Musee de la Batailee Des Ardennes
This museum, in the middle of the town, tells the story of the battle of the Ardennes and how La Roche was destroyed. The story is told through all sorts of memorabilia from that time, such as old uniforms, weapons and other items. In addition, video and footage tries to clarify the story. Definitely worth visiting when you’re into history or looking something to do during rainy days.
The Feudal Castle of La Roche-en-Ardenne
The Château de la Roche lies high above La Roche. From the original castle, there is a ruin left with walls, gates and waiting towers and of course and beautiful views of the surrounding area. According to survivors, the castle is haunted at night and during hot summer days, when there are many tourists. Apparently, you can still see the ghost of the clean lady on the walls of the castle. In addition to visiting the castle, there are also many activities in the castle. In the weekends there is often a medieval market with demonstrations of medieval crafts and bird watching.
La Cave du Venitien
This beautiful shop in the centre of La Roche offers a wide range of Belgium beers, souvenirs, whiskey, jam and chocolate. Definitely worth a visit when you’re looking for some local treats.
This beautiful neo-Gothic church is on the main street of La Roche and very popular with tourists. The church is from the 1900’s and is a mix of old and new architecture. Outstanding is the stained glass, made in the early 1980s by Louis Marie Londot, a Namur artist. This stained glass alights the church with bright modern colours. Organ concert concerts are held regularly with international artists.
The caves of Han
Just 40 minutes from La Roche-en-Ardenne you’ll find the mysterious caves of Han. These caves form a system of subterranean caves in Han-sur-Lesse near Rochefort.

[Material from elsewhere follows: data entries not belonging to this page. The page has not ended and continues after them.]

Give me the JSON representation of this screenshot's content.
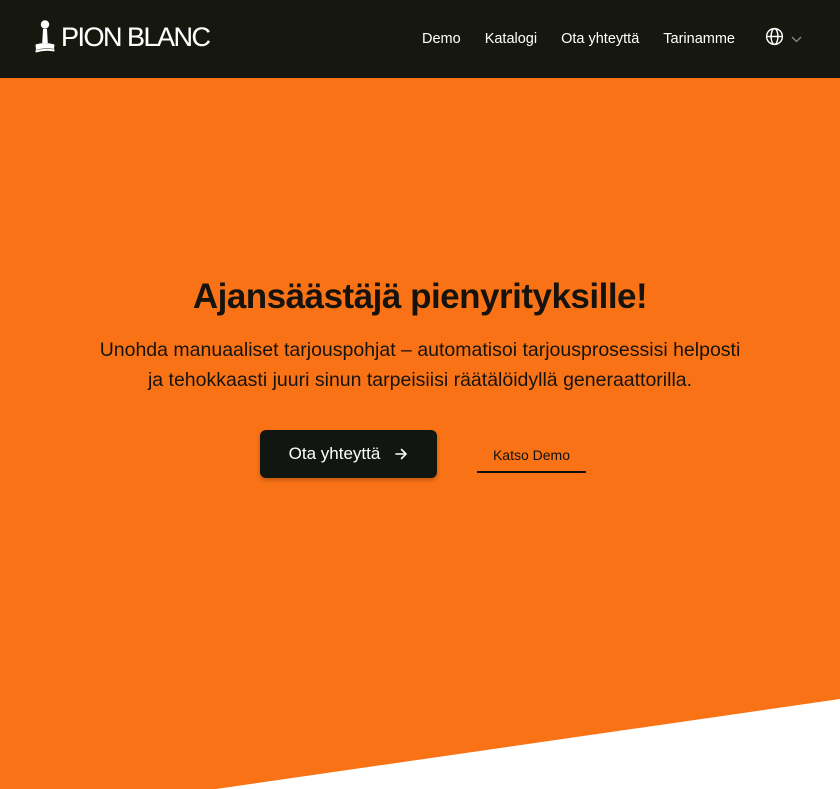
{
  "header": {
    "logo_text": "PION BLANC",
    "logo_icon": "stamp-icon",
    "nav": [
      {
        "label": "Demo"
      },
      {
        "label": "Katalogi"
      },
      {
        "label": "Ota yhteyttä"
      },
      {
        "label": "Tarinamme"
      }
    ],
    "language_icon": "globe-icon",
    "language_chevron": "chevron-down-icon"
  },
  "hero": {
    "title": "Ajansäästäjä pienyrityksille!",
    "subtitle": "Unohda manuaaliset tarjouspohjat – automatisoi tarjousprosessisi helposti ja tehokkaasti juuri sinun tarpeisiisi räätälöidyllä generaattorilla.",
    "primary_cta": "Ota yhteyttä",
    "primary_cta_icon": "arrow-right-icon",
    "secondary_cta": "Katso Demo"
  },
  "colors": {
    "header_bg": "#16170f",
    "hero_bg": "#f97316",
    "button_bg": "#111611",
    "text_dark": "#16130f",
    "white": "#ffffff"
  }
}
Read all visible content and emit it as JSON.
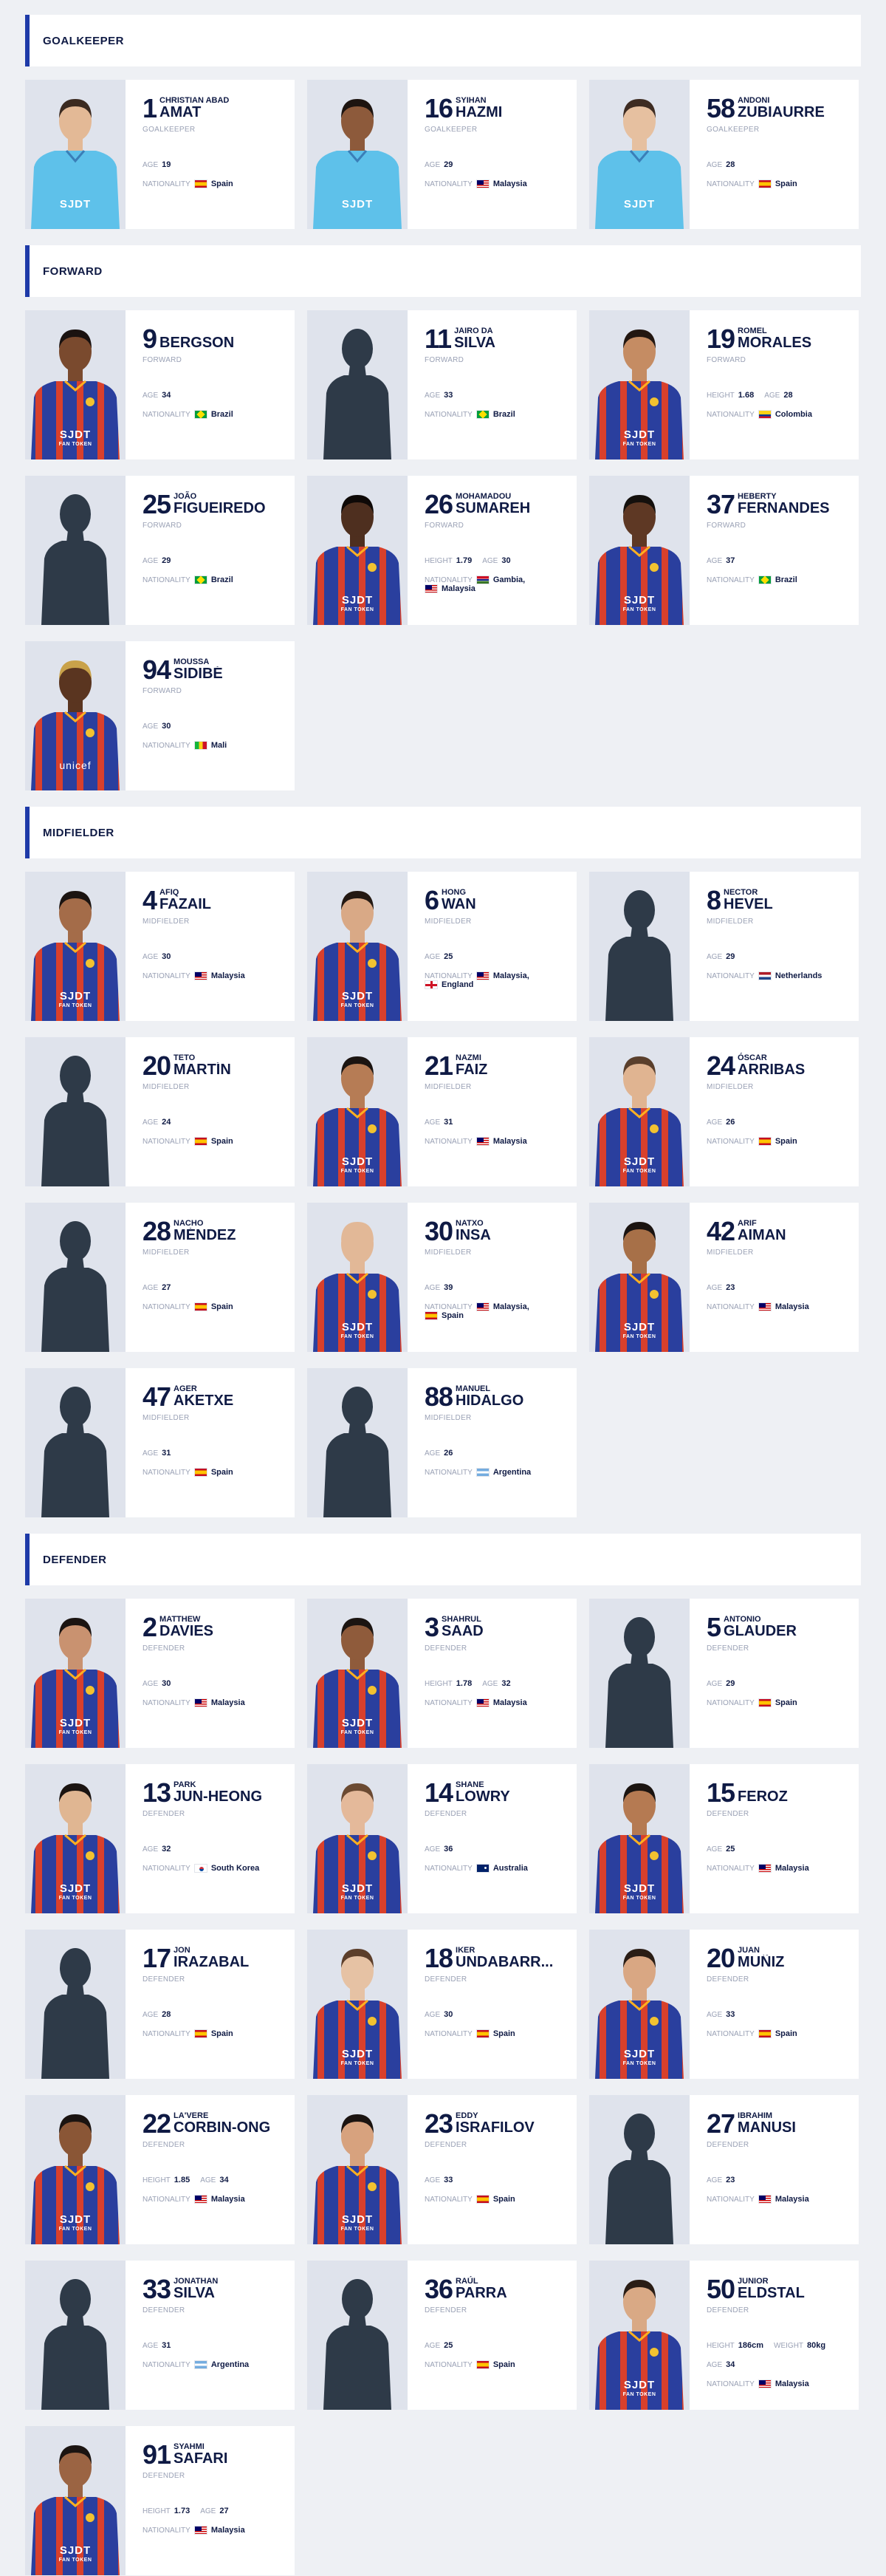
{
  "sections": [
    {
      "title": "GOALKEEPER",
      "players": [
        {
          "number": "1",
          "first": "CHRISTIAN ABAD",
          "last": "AMAT",
          "position": "GOALKEEPER",
          "age": "19",
          "height": "",
          "weight": "",
          "nationality": [
            {
              "name": "Spain",
              "flag": "spain"
            }
          ],
          "photo": "gk-kit",
          "skin": "#e3b996",
          "hair": "#3b2a20"
        },
        {
          "number": "16",
          "first": "SYIHAN",
          "last": "HAZMI",
          "position": "GOALKEEPER",
          "age": "29",
          "height": "",
          "weight": "",
          "nationality": [
            {
              "name": "Malaysia",
              "flag": "malaysia"
            }
          ],
          "photo": "gk-kit",
          "skin": "#8d5a3b",
          "hair": "#1d1410"
        },
        {
          "number": "58",
          "first": "ANDONI",
          "last": "ZUBIAURRE",
          "position": "GOALKEEPER",
          "age": "28",
          "height": "",
          "weight": "",
          "nationality": [
            {
              "name": "Spain",
              "flag": "spain"
            }
          ],
          "photo": "gk-kit",
          "skin": "#e6c0a0",
          "hair": "#3e2c22"
        }
      ]
    },
    {
      "title": "FORWARD",
      "players": [
        {
          "number": "9",
          "first": "",
          "last": "BERGSON",
          "position": "FORWARD",
          "age": "34",
          "height": "",
          "weight": "",
          "nationality": [
            {
              "name": "Brazil",
              "flag": "brazil"
            }
          ],
          "photo": "home-kit",
          "skin": "#7a4a2e",
          "hair": "#1a1210"
        },
        {
          "number": "11",
          "first": "JAIRO DA",
          "last": "SILVA",
          "position": "FORWARD",
          "age": "33",
          "height": "",
          "weight": "",
          "nationality": [
            {
              "name": "Brazil",
              "flag": "brazil"
            }
          ],
          "photo": "silhouette",
          "skin": "",
          "hair": ""
        },
        {
          "number": "19",
          "first": "ROMEL",
          "last": "MORALES",
          "position": "FORWARD",
          "age": "28",
          "height": "1.68",
          "weight": "",
          "nationality": [
            {
              "name": "Colombia",
              "flag": "colombia"
            }
          ],
          "photo": "home-kit",
          "skin": "#c58c63",
          "hair": "#231711"
        },
        {
          "number": "25",
          "first": "JOÃO",
          "last": "FIGUEIREDO",
          "position": "FORWARD",
          "age": "29",
          "height": "",
          "weight": "",
          "nationality": [
            {
              "name": "Brazil",
              "flag": "brazil"
            }
          ],
          "photo": "silhouette",
          "skin": "",
          "hair": ""
        },
        {
          "number": "26",
          "first": "MOHAMADOU",
          "last": "SUMAREH",
          "position": "FORWARD",
          "age": "30",
          "height": "1.79",
          "weight": "",
          "nationality": [
            {
              "name": "Gambia,",
              "flag": "gambia"
            },
            {
              "name": "Malaysia",
              "flag": "malaysia"
            }
          ],
          "photo": "home-kit",
          "skin": "#4e2f1f",
          "hair": "#0e0907"
        },
        {
          "number": "37",
          "first": "HEBERTY",
          "last": "FERNANDES",
          "position": "FORWARD",
          "age": "37",
          "height": "",
          "weight": "",
          "nationality": [
            {
              "name": "Brazil",
              "flag": "brazil"
            }
          ],
          "photo": "home-kit",
          "skin": "#5e3824",
          "hair": "#14100d"
        },
        {
          "number": "94",
          "first": "MOUSSA",
          "last": "SIDIBÉ",
          "position": "FORWARD",
          "age": "30",
          "height": "",
          "weight": "",
          "nationality": [
            {
              "name": "Mali",
              "flag": "mali"
            }
          ],
          "photo": "unicef-kit",
          "skin": "#5a3520",
          "hair": "#c9a24a"
        }
      ]
    },
    {
      "title": "MIDFIELDER",
      "players": [
        {
          "number": "4",
          "first": "AFIQ",
          "last": "FAZAIL",
          "position": "MIDFIELDER",
          "age": "30",
          "height": "",
          "weight": "",
          "nationality": [
            {
              "name": "Malaysia",
              "flag": "malaysia"
            }
          ],
          "photo": "home-kit",
          "skin": "#a46c49",
          "hair": "#1b1411"
        },
        {
          "number": "6",
          "first": "HONG",
          "last": "WAN",
          "position": "MIDFIELDER",
          "age": "25",
          "height": "",
          "weight": "",
          "nationality": [
            {
              "name": "Malaysia,",
              "flag": "malaysia"
            },
            {
              "name": "England",
              "flag": "england"
            }
          ],
          "photo": "home-kit",
          "skin": "#d9a986",
          "hair": "#241913"
        },
        {
          "number": "8",
          "first": "NECTOR",
          "last": "HEVEL",
          "position": "MIDFIELDER",
          "age": "29",
          "height": "",
          "weight": "",
          "nationality": [
            {
              "name": "Netherlands",
              "flag": "netherlands"
            }
          ],
          "photo": "silhouette",
          "skin": "",
          "hair": ""
        },
        {
          "number": "20",
          "first": "TETO",
          "last": "MARTÍN",
          "position": "MIDFIELDER",
          "age": "24",
          "height": "",
          "weight": "",
          "nationality": [
            {
              "name": "Spain",
              "flag": "spain"
            }
          ],
          "photo": "silhouette",
          "skin": "",
          "hair": ""
        },
        {
          "number": "21",
          "first": "NAZMI",
          "last": "FAIZ",
          "position": "MIDFIELDER",
          "age": "31",
          "height": "",
          "weight": "",
          "nationality": [
            {
              "name": "Malaysia",
              "flag": "malaysia"
            }
          ],
          "photo": "home-kit",
          "skin": "#b67c55",
          "hair": "#1b1411"
        },
        {
          "number": "24",
          "first": "ÓSCAR",
          "last": "ARRIBAS",
          "position": "MIDFIELDER",
          "age": "26",
          "height": "",
          "weight": "",
          "nationality": [
            {
              "name": "Spain",
              "flag": "spain"
            }
          ],
          "photo": "home-kit",
          "skin": "#e0b491",
          "hair": "#5a3f2c"
        },
        {
          "number": "28",
          "first": "NACHO",
          "last": "MÉNDEZ",
          "position": "MIDFIELDER",
          "age": "27",
          "height": "",
          "weight": "",
          "nationality": [
            {
              "name": "Spain",
              "flag": "spain"
            }
          ],
          "photo": "silhouette",
          "skin": "",
          "hair": ""
        },
        {
          "number": "30",
          "first": "NATXO",
          "last": "INSA",
          "position": "MIDFIELDER",
          "age": "39",
          "height": "",
          "weight": "",
          "nationality": [
            {
              "name": "Malaysia,",
              "flag": "malaysia"
            },
            {
              "name": "Spain",
              "flag": "spain"
            }
          ],
          "photo": "home-kit",
          "skin": "#e2b897",
          "hair": "#e2b897"
        },
        {
          "number": "42",
          "first": "ARIF",
          "last": "AIMAN",
          "position": "MIDFIELDER",
          "age": "23",
          "height": "",
          "weight": "",
          "nationality": [
            {
              "name": "Malaysia",
              "flag": "malaysia"
            }
          ],
          "photo": "home-kit",
          "skin": "#a77048",
          "hair": "#1b1411"
        },
        {
          "number": "47",
          "first": "AGER",
          "last": "AKETXE",
          "position": "MIDFIELDER",
          "age": "31",
          "height": "",
          "weight": "",
          "nationality": [
            {
              "name": "Spain",
              "flag": "spain"
            }
          ],
          "photo": "silhouette",
          "skin": "",
          "hair": ""
        },
        {
          "number": "88",
          "first": "MANUEL",
          "last": "HIDALGO",
          "position": "MIDFIELDER",
          "age": "26",
          "height": "",
          "weight": "",
          "nationality": [
            {
              "name": "Argentina",
              "flag": "argentina"
            }
          ],
          "photo": "silhouette",
          "skin": "",
          "hair": ""
        }
      ]
    },
    {
      "title": "DEFENDER",
      "players": [
        {
          "number": "2",
          "first": "MATTHEW",
          "last": "DAVIES",
          "position": "DEFENDER",
          "age": "30",
          "height": "",
          "weight": "",
          "nationality": [
            {
              "name": "Malaysia",
              "flag": "malaysia"
            }
          ],
          "photo": "home-kit",
          "skin": "#c99270",
          "hair": "#1b1411"
        },
        {
          "number": "3",
          "first": "SHAHRUL",
          "last": "SAAD",
          "position": "DEFENDER",
          "age": "32",
          "height": "1.78",
          "weight": "",
          "nationality": [
            {
              "name": "Malaysia",
              "flag": "malaysia"
            }
          ],
          "photo": "home-kit",
          "skin": "#8f5b3b",
          "hair": "#1b1411"
        },
        {
          "number": "5",
          "first": "ANTONIO",
          "last": "GLAUDER",
          "position": "DEFENDER",
          "age": "29",
          "height": "",
          "weight": "",
          "nationality": [
            {
              "name": "Spain",
              "flag": "spain"
            }
          ],
          "photo": "silhouette",
          "skin": "",
          "hair": ""
        },
        {
          "number": "13",
          "first": "PARK",
          "last": "JUN-HEONG",
          "position": "DEFENDER",
          "age": "32",
          "height": "",
          "weight": "",
          "nationality": [
            {
              "name": "South Korea",
              "flag": "southkorea"
            }
          ],
          "photo": "home-kit",
          "skin": "#e0b692",
          "hair": "#1b1411"
        },
        {
          "number": "14",
          "first": "SHANE",
          "last": "LOWRY",
          "position": "DEFENDER",
          "age": "36",
          "height": "",
          "weight": "",
          "nationality": [
            {
              "name": "Australia",
              "flag": "australia"
            }
          ],
          "photo": "home-kit",
          "skin": "#e4b99a",
          "hair": "#6b4a32"
        },
        {
          "number": "15",
          "first": "",
          "last": "FEROZ",
          "position": "DEFENDER",
          "age": "25",
          "height": "",
          "weight": "",
          "nationality": [
            {
              "name": "Malaysia",
              "flag": "malaysia"
            }
          ],
          "photo": "home-kit",
          "skin": "#b57a52",
          "hair": "#1b1411"
        },
        {
          "number": "17",
          "first": "JON",
          "last": "IRAZABAL",
          "position": "DEFENDER",
          "age": "28",
          "height": "",
          "weight": "",
          "nationality": [
            {
              "name": "Spain",
              "flag": "spain"
            }
          ],
          "photo": "silhouette",
          "skin": "",
          "hair": ""
        },
        {
          "number": "18",
          "first": "IKER",
          "last": "UNDABARR...",
          "position": "DEFENDER",
          "age": "30",
          "height": "",
          "weight": "",
          "nationality": [
            {
              "name": "Spain",
              "flag": "spain"
            }
          ],
          "photo": "home-kit",
          "skin": "#e6c2a4",
          "hair": "#5c3e2a"
        },
        {
          "number": "20",
          "first": "JUAN",
          "last": "MUÑIZ",
          "position": "DEFENDER",
          "age": "33",
          "height": "",
          "weight": "",
          "nationality": [
            {
              "name": "Spain",
              "flag": "spain"
            }
          ],
          "photo": "home-kit",
          "skin": "#d9a783",
          "hair": "#2a1d15"
        },
        {
          "number": "22",
          "first": "LA'VERE",
          "last": "CORBIN-ONG",
          "position": "DEFENDER",
          "age": "34",
          "height": "1.85",
          "weight": "",
          "nationality": [
            {
              "name": "Malaysia",
              "flag": "malaysia"
            }
          ],
          "photo": "home-kit",
          "skin": "#8a5636",
          "hair": "#1b1411"
        },
        {
          "number": "23",
          "first": "EDDY",
          "last": "ISRAFILOV",
          "position": "DEFENDER",
          "age": "33",
          "height": "",
          "weight": "",
          "nationality": [
            {
              "name": "Spain",
              "flag": "spain"
            }
          ],
          "photo": "home-kit",
          "skin": "#d7a27e",
          "hair": "#1b1411"
        },
        {
          "number": "27",
          "first": "IBRAHIM",
          "last": "MANUSI",
          "position": "DEFENDER",
          "age": "23",
          "height": "",
          "weight": "",
          "nationality": [
            {
              "name": "Malaysia",
              "flag": "malaysia"
            }
          ],
          "photo": "silhouette",
          "skin": "",
          "hair": ""
        },
        {
          "number": "33",
          "first": "JONATHAN",
          "last": "SILVA",
          "position": "DEFENDER",
          "age": "31",
          "height": "",
          "weight": "",
          "nationality": [
            {
              "name": "Argentina",
              "flag": "argentina"
            }
          ],
          "photo": "silhouette",
          "skin": "",
          "hair": ""
        },
        {
          "number": "36",
          "first": "RAÚL",
          "last": "PARRA",
          "position": "DEFENDER",
          "age": "25",
          "height": "",
          "weight": "",
          "nationality": [
            {
              "name": "Spain",
              "flag": "spain"
            }
          ],
          "photo": "silhouette",
          "skin": "",
          "hair": ""
        },
        {
          "number": "50",
          "first": "JUNIOR",
          "last": "ELDSTAL",
          "position": "DEFENDER",
          "age": "34",
          "height": "186cm",
          "weight": "80kg",
          "nationality": [
            {
              "name": "Malaysia",
              "flag": "malaysia"
            }
          ],
          "photo": "home-kit",
          "skin": "#d9a985",
          "hair": "#2a1d15"
        },
        {
          "number": "91",
          "first": "SYAHMI",
          "last": "SAFARI",
          "position": "DEFENDER",
          "age": "27",
          "height": "1.73",
          "weight": "",
          "nationality": [
            {
              "name": "Malaysia",
              "flag": "malaysia"
            }
          ],
          "photo": "home-kit",
          "skin": "#9b6443",
          "hair": "#1b1411"
        }
      ]
    }
  ],
  "labels": {
    "age": "AGE",
    "height": "HEIGHT",
    "weight": "WEIGHT",
    "nationality": "NATIONALITY",
    "kit_brand": "SJDT",
    "kit_sponsor": "FAN TOKEN",
    "unicef_sponsor": "unicef"
  },
  "colors": {
    "navy": "#0f1a44",
    "accent": "#1e3aa8",
    "kit_blue": "#2a3f9e",
    "kit_red": "#d8402c",
    "gk_kit": "#5ec1ea",
    "silhouette": "#2e3a48"
  }
}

It is known as one of Europe’s largest cave complexes. The caves are the result of the underground erosion of a limestone hill by the river Lesse. In the cave, the temperature is 13°C all year and a humidity of 95%. From the centre of the village of Han-sur-Lesse, a small picturesque tram will take you to the entrance of the caves. Multilingual guides will help you discover a diversity of chambers, each one more entrancing than the last. Excavations show that the caves were always known to residents of the area. Early prehistoric objects could already be found in the water in the caves. It is assumed that people didn’t live in the caves. The excavated objects would indicate that the caves were used especially for funeral ceremonies. These prehistoric and other items can be seen in the PrehistoHan Museum.
The Ardennes offer a wide range of meandering rivers, dramatic cave systems, forested hills and deep valleys. These special landscapes are perfect for outdoor activities such as hiking, mountain biking, climbing, abseiling, kayaking, horse-riding and much more. Unfortunately, the water was too low for kayaking when we were in La Roche. Apparently, this happens quite often due to little rain. Camping is also very populair in this area. Camping sites are widely available and usually located next to the River Ourthe with a gorgeous view over greenery surroundings.
Would you consider the Ardennes as a holiday destination?